The Vallee de Joux is the historical nest of watchmaking.
The watchmaking tradition of the Vallée de Joux owes its origin to the iron industry, whose presence in the region has allowed the manufacture of timepieces (originally large clocks) from the first half of the 18th century, to move in and grow tremendously. In parallel, the development of pocket watches pushed the first combiers watchmakers (watchmakers from La Vallee de Joux) to train in the Lake Geneva region. Returning to the Vallée de Joux, they trained peasants, who began to share their time between agriculture in summer and watchmaking during the long winters. This is how the watchmaking tradition was born.
The watchmakers of the Vallée de Joux made themselves well known around the world due to the high complexity of their watchmaking.
The brand new Musée Atelier Audemars Piguet in Le Brassus, was designed by Danish architect Bjarke Ingels, who is known for his unusual geometries of his buildings and it clearly showcases the DNA of Audemars Piguet: It’s bold, elegant and high tech. This impressive single-story museum features a structure that appears to rise up from the Valley de Joux as a swirling coil. Its amazing walls are supported by 108 curved glass panels that hold up the ceiling without any support. The windows allow the interior light to work its magic as well as enable the visitor to admire the breathtaking view of the Vallee. Thanks to its grass-covered structure, the building truly blends with the surrounding nature which adds some magic to the universe of watchmaking…

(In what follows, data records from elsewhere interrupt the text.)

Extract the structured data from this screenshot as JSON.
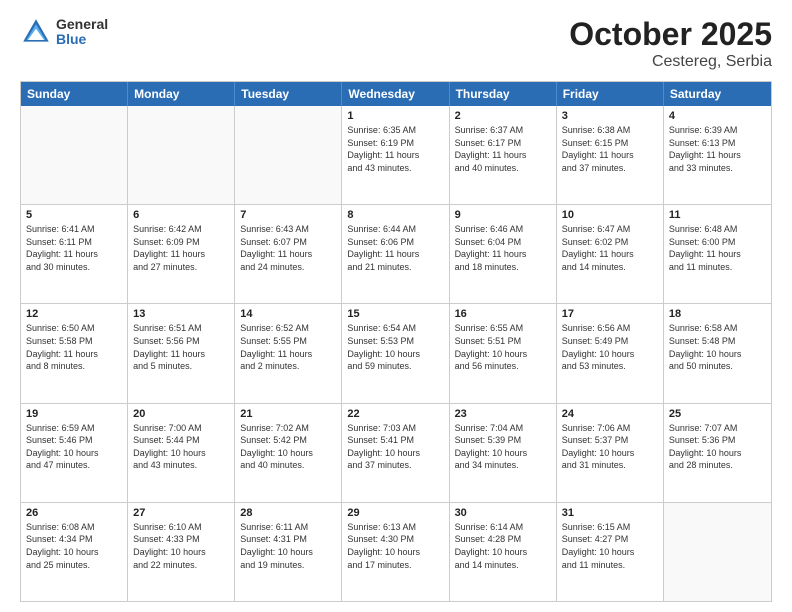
{
  "header": {
    "logo_general": "General",
    "logo_blue": "Blue",
    "title": "October 2025",
    "location": "Cestereg, Serbia"
  },
  "weekdays": [
    "Sunday",
    "Monday",
    "Tuesday",
    "Wednesday",
    "Thursday",
    "Friday",
    "Saturday"
  ],
  "rows": [
    [
      {
        "day": "",
        "info": ""
      },
      {
        "day": "",
        "info": ""
      },
      {
        "day": "",
        "info": ""
      },
      {
        "day": "1",
        "info": "Sunrise: 6:35 AM\nSunset: 6:19 PM\nDaylight: 11 hours\nand 43 minutes."
      },
      {
        "day": "2",
        "info": "Sunrise: 6:37 AM\nSunset: 6:17 PM\nDaylight: 11 hours\nand 40 minutes."
      },
      {
        "day": "3",
        "info": "Sunrise: 6:38 AM\nSunset: 6:15 PM\nDaylight: 11 hours\nand 37 minutes."
      },
      {
        "day": "4",
        "info": "Sunrise: 6:39 AM\nSunset: 6:13 PM\nDaylight: 11 hours\nand 33 minutes."
      }
    ],
    [
      {
        "day": "5",
        "info": "Sunrise: 6:41 AM\nSunset: 6:11 PM\nDaylight: 11 hours\nand 30 minutes."
      },
      {
        "day": "6",
        "info": "Sunrise: 6:42 AM\nSunset: 6:09 PM\nDaylight: 11 hours\nand 27 minutes."
      },
      {
        "day": "7",
        "info": "Sunrise: 6:43 AM\nSunset: 6:07 PM\nDaylight: 11 hours\nand 24 minutes."
      },
      {
        "day": "8",
        "info": "Sunrise: 6:44 AM\nSunset: 6:06 PM\nDaylight: 11 hours\nand 21 minutes."
      },
      {
        "day": "9",
        "info": "Sunrise: 6:46 AM\nSunset: 6:04 PM\nDaylight: 11 hours\nand 18 minutes."
      },
      {
        "day": "10",
        "info": "Sunrise: 6:47 AM\nSunset: 6:02 PM\nDaylight: 11 hours\nand 14 minutes."
      },
      {
        "day": "11",
        "info": "Sunrise: 6:48 AM\nSunset: 6:00 PM\nDaylight: 11 hours\nand 11 minutes."
      }
    ],
    [
      {
        "day": "12",
        "info": "Sunrise: 6:50 AM\nSunset: 5:58 PM\nDaylight: 11 hours\nand 8 minutes."
      },
      {
        "day": "13",
        "info": "Sunrise: 6:51 AM\nSunset: 5:56 PM\nDaylight: 11 hours\nand 5 minutes."
      },
      {
        "day": "14",
        "info": "Sunrise: 6:52 AM\nSunset: 5:55 PM\nDaylight: 11 hours\nand 2 minutes."
      },
      {
        "day": "15",
        "info": "Sunrise: 6:54 AM\nSunset: 5:53 PM\nDaylight: 10 hours\nand 59 minutes."
      },
      {
        "day": "16",
        "info": "Sunrise: 6:55 AM\nSunset: 5:51 PM\nDaylight: 10 hours\nand 56 minutes."
      },
      {
        "day": "17",
        "info": "Sunrise: 6:56 AM\nSunset: 5:49 PM\nDaylight: 10 hours\nand 53 minutes."
      },
      {
        "day": "18",
        "info": "Sunrise: 6:58 AM\nSunset: 5:48 PM\nDaylight: 10 hours\nand 50 minutes."
      }
    ],
    [
      {
        "day": "19",
        "info": "Sunrise: 6:59 AM\nSunset: 5:46 PM\nDaylight: 10 hours\nand 47 minutes."
      },
      {
        "day": "20",
        "info": "Sunrise: 7:00 AM\nSunset: 5:44 PM\nDaylight: 10 hours\nand 43 minutes."
      },
      {
        "day": "21",
        "info": "Sunrise: 7:02 AM\nSunset: 5:42 PM\nDaylight: 10 hours\nand 40 minutes."
      },
      {
        "day": "22",
        "info": "Sunrise: 7:03 AM\nSunset: 5:41 PM\nDaylight: 10 hours\nand 37 minutes."
      },
      {
        "day": "23",
        "info": "Sunrise: 7:04 AM\nSunset: 5:39 PM\nDaylight: 10 hours\nand 34 minutes."
      },
      {
        "day": "24",
        "info": "Sunrise: 7:06 AM\nSunset: 5:37 PM\nDaylight: 10 hours\nand 31 minutes."
      },
      {
        "day": "25",
        "info": "Sunrise: 7:07 AM\nSunset: 5:36 PM\nDaylight: 10 hours\nand 28 minutes."
      }
    ],
    [
      {
        "day": "26",
        "info": "Sunrise: 6:08 AM\nSunset: 4:34 PM\nDaylight: 10 hours\nand 25 minutes."
      },
      {
        "day": "27",
        "info": "Sunrise: 6:10 AM\nSunset: 4:33 PM\nDaylight: 10 hours\nand 22 minutes."
      },
      {
        "day": "28",
        "info": "Sunrise: 6:11 AM\nSunset: 4:31 PM\nDaylight: 10 hours\nand 19 minutes."
      },
      {
        "day": "29",
        "info": "Sunrise: 6:13 AM\nSunset: 4:30 PM\nDaylight: 10 hours\nand 17 minutes."
      },
      {
        "day": "30",
        "info": "Sunrise: 6:14 AM\nSunset: 4:28 PM\nDaylight: 10 hours\nand 14 minutes."
      },
      {
        "day": "31",
        "info": "Sunrise: 6:15 AM\nSunset: 4:27 PM\nDaylight: 10 hours\nand 11 minutes."
      },
      {
        "day": "",
        "info": ""
      }
    ]
  ]
}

The spiraling design of the building enables the viewer to get a smooth, agreeable visit without seeing the same thing twice.
Visitors will discover more than 300 watches, including historical pieces, modern landmark designs as well as contemporary best sellers while admiring watchmakers toiling on a couple of more advanced mechanical movements through the glass-enclosed workshops. The museum is a masterpiece in clean-room technology offering a dust-free environment thanks to air-lock-like anterooms separating the exhibition from the working areas.
The main attraction of the museum is the most impressive piece of the Maison’s archives: The Universelle, a gold pocket watch from 1899 featuring more than 20 complications and 1,168 parts. Only 3 specimens were made.
To celebrate the opening of the museum, AP has released a limited edition run of 500 watches called The (Re)master01, a self-winding timepiece inspired by a rare chronograph from 1943 that has a stainless steel case and a pink gold bezel. The (Re)master01 is very similar on the outside to the original, apart from the fact that it is larger (40mm instead of 36mm) but it is completely different on the inside, with a modern movement and is water-resistant.
It is a great piece for the collector who appreciates the lines of the vintage with the technology of our contemporary pieces.
We are looking forward to discovering the company’s Hôtel des Horlogers scheduled to open next year! (another creation of Ingels).
Do not forget your skis and…
Enjoy your visit!